The mitigate chargeback process can be annoying, confusing and even stressful for merchants. But they ignore the problem at their own peril, since chargebacks – where a cardholder disputes a transaction so they can get their money back while retaining the product or services rendered – accounts for 35% of all fraud losses.
Chargebacks can result from issues arising from a transaction, product or service sold, and also frequently occur because of credit card fraud. Merchants with unclear refund, shipping or inaccurate product or service claims can face a higher rate of chargebacks.
The Chargeback Process Briefly Explained
One reason that merchants find chargeback disputes so frustrating is the process is quite complicated, can take a long time to resolve and can vary according to the brand of credit card used.
The chargeback process begins with a consumer disputing a transaction by contacting their credit card issuer. While credit card companies have more than 150 chargeback reason codes, they generally fall into three categories: The item wasn’t received, or was not as described, or was the result of an unauthorized transaction. Where the category code used is “fraud,” merchants have a low win rate when it comes to disputing the chargeback.
The credit card issuer will review the disputed transaction and then decide if it is valid and deemed worthy of further investigation, or invalid, which would end the chargeback process.
If the chargeback is deemed valid, the customer will immediately receive a credit for the disputed amount, with funds pulled from the merchant’s processing account to the issuing bank. The merchant will also have to pay chargeback fees levied by the payment processors. A chargeback can occur up to 180 days after the initial transaction date. This chargeback period can be extended up to 540 days under some circumstances.
The issuer (cardholder’s bank) will then submit the chargeback to the card network, which passes it on to the payment processor that debits the merchant’s processing account and credits the cardholder’s account.

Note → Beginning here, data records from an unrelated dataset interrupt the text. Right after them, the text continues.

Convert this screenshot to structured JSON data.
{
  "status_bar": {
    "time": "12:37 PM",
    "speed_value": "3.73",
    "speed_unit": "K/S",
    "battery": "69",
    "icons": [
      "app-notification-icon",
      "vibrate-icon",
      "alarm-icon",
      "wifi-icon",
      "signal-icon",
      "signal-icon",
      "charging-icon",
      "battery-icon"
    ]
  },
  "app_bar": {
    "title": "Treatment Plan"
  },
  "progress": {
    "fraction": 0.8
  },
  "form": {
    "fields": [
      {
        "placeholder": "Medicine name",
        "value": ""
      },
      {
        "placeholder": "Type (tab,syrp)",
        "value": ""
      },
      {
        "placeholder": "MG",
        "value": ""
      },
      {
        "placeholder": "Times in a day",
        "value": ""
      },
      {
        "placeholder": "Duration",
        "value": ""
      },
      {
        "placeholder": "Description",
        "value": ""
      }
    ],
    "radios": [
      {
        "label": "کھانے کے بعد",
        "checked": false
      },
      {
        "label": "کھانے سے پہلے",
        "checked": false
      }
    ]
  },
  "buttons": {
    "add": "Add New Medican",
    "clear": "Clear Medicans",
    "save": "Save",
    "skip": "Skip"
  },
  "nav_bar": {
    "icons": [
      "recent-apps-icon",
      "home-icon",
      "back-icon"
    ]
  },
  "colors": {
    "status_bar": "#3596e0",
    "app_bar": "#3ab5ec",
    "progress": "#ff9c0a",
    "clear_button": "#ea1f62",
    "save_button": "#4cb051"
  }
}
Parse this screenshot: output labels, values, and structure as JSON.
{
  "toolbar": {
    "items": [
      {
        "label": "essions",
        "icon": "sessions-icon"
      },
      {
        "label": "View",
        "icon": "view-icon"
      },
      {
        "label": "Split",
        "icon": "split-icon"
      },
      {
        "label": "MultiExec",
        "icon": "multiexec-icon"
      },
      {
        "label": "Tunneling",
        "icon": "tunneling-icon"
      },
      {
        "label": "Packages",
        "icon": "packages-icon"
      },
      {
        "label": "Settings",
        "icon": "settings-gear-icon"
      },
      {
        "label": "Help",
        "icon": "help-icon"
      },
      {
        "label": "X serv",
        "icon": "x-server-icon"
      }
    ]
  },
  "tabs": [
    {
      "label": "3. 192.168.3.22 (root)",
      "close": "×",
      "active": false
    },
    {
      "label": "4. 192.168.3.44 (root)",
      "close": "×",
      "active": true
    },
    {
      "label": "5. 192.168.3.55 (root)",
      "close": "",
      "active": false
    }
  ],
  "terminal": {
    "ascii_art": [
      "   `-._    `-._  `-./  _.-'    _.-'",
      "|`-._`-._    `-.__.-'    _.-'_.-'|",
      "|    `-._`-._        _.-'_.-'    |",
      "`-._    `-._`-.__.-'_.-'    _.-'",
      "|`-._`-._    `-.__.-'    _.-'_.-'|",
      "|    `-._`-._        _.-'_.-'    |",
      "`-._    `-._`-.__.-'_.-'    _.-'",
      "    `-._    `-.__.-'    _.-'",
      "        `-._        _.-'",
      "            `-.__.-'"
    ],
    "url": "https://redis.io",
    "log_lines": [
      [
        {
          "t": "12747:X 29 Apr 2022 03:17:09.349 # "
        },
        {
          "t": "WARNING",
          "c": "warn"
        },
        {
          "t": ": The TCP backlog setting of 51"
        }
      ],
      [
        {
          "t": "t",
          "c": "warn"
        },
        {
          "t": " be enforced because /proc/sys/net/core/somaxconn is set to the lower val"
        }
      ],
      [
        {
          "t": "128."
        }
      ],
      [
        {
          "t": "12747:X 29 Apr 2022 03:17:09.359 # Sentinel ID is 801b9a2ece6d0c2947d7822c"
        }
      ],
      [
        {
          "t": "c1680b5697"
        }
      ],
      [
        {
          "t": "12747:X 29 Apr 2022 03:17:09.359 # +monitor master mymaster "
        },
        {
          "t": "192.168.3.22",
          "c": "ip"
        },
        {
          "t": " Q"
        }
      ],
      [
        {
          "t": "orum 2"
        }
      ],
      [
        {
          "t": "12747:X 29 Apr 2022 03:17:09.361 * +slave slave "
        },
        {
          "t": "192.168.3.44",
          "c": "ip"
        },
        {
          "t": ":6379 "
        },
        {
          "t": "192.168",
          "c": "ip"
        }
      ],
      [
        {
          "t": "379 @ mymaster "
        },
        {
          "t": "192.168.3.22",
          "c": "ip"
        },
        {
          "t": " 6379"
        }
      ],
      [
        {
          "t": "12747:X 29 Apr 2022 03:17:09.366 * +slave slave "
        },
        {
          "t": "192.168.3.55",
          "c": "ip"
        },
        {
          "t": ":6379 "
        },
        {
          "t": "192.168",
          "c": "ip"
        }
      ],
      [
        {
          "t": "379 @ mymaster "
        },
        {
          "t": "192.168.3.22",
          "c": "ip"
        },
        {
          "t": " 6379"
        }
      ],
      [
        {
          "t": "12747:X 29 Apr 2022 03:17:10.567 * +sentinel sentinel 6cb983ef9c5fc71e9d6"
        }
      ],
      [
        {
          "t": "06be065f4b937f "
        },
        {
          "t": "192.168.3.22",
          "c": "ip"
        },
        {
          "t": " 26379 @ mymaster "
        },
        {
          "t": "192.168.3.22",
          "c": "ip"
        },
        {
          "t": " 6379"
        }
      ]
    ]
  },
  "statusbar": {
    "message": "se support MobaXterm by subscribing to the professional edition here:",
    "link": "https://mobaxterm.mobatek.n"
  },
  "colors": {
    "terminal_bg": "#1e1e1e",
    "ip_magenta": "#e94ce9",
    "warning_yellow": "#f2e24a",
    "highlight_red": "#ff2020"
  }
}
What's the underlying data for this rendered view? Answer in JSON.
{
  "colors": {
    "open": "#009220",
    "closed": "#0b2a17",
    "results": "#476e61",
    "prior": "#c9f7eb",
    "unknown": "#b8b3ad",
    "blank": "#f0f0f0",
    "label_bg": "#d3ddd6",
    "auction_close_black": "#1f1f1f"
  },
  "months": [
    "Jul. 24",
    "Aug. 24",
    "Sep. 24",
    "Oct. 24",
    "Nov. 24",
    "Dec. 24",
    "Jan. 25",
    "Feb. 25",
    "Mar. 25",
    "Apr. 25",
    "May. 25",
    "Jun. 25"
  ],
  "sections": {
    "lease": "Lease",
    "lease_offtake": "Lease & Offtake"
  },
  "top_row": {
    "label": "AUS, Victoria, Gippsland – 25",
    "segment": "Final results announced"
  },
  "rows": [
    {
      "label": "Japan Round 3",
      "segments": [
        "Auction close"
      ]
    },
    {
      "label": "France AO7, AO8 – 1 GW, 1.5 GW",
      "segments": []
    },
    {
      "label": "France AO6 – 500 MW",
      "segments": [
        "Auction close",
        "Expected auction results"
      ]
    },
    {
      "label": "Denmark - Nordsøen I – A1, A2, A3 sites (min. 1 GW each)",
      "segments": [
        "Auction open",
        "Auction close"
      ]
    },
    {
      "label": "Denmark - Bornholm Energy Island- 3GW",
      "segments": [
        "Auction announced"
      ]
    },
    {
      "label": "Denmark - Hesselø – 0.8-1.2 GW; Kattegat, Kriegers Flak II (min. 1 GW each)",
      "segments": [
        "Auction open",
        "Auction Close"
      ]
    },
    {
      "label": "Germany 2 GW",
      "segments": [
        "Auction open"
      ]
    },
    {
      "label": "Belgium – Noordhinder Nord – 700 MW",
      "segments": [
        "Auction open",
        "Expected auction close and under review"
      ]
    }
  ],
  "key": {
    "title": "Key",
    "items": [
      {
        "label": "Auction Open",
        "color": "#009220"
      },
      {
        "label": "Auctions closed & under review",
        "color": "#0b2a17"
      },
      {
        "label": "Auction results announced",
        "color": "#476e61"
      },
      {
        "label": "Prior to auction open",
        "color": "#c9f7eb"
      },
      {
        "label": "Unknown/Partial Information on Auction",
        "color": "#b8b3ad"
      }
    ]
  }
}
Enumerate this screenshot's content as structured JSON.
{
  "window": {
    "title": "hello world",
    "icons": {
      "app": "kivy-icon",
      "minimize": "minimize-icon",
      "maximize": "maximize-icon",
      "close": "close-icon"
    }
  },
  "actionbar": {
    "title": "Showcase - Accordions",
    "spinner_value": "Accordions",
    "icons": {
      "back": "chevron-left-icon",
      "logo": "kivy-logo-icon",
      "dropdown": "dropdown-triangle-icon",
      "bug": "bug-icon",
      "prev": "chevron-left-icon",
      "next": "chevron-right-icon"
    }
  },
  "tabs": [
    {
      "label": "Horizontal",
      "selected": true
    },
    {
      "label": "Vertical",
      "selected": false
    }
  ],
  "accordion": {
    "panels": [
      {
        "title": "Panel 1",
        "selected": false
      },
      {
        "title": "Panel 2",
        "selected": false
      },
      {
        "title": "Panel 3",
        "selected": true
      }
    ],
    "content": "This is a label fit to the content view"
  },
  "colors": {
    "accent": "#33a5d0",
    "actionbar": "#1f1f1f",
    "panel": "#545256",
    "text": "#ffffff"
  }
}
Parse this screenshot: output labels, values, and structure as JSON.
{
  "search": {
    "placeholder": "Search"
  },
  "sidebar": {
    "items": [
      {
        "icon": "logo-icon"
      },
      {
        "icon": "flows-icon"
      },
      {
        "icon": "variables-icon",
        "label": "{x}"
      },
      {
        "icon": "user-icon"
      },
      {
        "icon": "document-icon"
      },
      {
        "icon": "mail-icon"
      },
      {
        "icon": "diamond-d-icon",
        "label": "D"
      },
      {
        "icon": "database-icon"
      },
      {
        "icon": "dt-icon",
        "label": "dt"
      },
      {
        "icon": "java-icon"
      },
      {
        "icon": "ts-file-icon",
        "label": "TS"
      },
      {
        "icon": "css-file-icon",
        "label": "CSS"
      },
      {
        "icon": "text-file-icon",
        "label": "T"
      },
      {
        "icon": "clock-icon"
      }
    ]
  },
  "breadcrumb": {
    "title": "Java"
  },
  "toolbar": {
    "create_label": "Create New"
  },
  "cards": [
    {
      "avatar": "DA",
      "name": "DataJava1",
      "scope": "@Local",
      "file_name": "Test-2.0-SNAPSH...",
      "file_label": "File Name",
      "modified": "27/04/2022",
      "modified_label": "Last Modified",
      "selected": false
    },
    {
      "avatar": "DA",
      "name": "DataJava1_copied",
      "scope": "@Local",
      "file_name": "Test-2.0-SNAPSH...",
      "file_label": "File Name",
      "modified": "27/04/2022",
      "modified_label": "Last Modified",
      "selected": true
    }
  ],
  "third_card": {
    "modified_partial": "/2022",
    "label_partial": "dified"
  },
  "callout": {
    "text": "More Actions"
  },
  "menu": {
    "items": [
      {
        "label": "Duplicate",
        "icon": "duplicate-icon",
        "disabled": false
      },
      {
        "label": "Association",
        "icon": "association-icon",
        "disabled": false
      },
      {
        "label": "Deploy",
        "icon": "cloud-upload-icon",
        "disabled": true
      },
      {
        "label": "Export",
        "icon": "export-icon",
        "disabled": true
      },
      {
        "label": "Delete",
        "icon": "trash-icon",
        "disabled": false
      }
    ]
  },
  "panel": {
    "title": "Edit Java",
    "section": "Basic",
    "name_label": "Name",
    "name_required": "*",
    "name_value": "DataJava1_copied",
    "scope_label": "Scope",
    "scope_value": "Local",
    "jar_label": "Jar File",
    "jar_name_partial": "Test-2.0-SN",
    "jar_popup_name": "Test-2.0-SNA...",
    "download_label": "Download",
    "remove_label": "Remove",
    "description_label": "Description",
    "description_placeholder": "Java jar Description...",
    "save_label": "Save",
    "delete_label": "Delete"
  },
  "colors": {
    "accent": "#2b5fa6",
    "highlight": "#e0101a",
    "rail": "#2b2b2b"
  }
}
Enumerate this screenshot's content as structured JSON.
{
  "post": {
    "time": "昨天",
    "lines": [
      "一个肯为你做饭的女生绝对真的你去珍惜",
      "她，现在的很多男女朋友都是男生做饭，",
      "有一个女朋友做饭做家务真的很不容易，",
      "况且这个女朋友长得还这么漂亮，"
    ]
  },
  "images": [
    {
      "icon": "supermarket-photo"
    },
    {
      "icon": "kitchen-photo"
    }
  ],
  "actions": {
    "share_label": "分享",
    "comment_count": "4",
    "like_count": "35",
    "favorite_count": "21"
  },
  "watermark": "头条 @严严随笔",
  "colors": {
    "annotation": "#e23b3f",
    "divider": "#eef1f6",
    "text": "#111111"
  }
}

Armed with the issuer’s funds on behalf of the cardholder, the payment processor will let the merchant know about the dispute (online or via physical mail). The merchant is then invited to respond. Recent card rules have decreased the response time from 30 days to two weeks. It’s recommended that a response, or “representment,” should be sent to the processor no later than five days following the chargeback.